- _AIM OF THE TASK_: Taking the listing below line by line, tally those that contain the string "مشاهدة". Give the total alone.

- _GIVEN ENTRIES_:
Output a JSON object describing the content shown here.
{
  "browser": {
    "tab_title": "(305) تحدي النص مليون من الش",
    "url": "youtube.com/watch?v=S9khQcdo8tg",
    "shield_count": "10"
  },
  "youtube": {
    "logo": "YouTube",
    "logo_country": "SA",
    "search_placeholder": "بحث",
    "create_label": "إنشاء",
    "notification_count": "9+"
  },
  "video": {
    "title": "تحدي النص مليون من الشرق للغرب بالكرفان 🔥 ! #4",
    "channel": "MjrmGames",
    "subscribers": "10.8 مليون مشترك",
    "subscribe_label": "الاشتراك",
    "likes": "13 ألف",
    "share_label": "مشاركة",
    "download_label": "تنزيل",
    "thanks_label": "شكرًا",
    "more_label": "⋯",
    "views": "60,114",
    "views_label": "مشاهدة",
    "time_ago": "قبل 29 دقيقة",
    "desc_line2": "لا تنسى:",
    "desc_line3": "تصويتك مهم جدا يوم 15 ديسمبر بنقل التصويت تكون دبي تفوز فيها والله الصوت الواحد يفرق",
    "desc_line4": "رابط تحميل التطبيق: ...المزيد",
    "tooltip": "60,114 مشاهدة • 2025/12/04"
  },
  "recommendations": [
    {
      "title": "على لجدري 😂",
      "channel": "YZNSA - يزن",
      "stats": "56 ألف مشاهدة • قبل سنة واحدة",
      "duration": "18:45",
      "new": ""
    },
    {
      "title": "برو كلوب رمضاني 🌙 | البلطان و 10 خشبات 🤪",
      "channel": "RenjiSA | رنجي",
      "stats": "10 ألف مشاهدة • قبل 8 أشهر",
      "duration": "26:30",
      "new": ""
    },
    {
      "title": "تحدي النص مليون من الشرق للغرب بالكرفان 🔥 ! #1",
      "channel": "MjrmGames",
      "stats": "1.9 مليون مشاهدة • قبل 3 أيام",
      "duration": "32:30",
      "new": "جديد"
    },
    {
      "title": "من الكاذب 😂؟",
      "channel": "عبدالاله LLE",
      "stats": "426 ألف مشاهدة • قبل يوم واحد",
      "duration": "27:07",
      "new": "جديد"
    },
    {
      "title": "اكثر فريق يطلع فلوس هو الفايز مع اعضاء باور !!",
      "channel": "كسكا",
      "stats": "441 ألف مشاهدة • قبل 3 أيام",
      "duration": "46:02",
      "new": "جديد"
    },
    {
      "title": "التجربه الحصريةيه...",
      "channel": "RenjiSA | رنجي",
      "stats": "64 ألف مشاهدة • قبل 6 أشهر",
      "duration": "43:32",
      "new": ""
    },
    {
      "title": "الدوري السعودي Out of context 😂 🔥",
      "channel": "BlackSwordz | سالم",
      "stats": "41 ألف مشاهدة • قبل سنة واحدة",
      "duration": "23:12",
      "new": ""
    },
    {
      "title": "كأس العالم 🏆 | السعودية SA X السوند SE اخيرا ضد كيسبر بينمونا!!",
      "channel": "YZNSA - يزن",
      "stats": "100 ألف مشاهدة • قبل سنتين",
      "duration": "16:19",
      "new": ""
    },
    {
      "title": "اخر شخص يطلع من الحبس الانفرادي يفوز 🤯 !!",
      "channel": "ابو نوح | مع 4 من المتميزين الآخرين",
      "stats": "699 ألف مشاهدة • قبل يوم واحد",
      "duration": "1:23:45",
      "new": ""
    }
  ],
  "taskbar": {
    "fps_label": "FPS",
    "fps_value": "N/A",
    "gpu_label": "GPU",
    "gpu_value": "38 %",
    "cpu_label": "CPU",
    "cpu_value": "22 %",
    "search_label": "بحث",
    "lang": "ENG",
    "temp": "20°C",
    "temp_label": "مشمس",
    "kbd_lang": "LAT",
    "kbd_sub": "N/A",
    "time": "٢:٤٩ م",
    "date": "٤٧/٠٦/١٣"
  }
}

- _EXPECTED ANSWER_: 11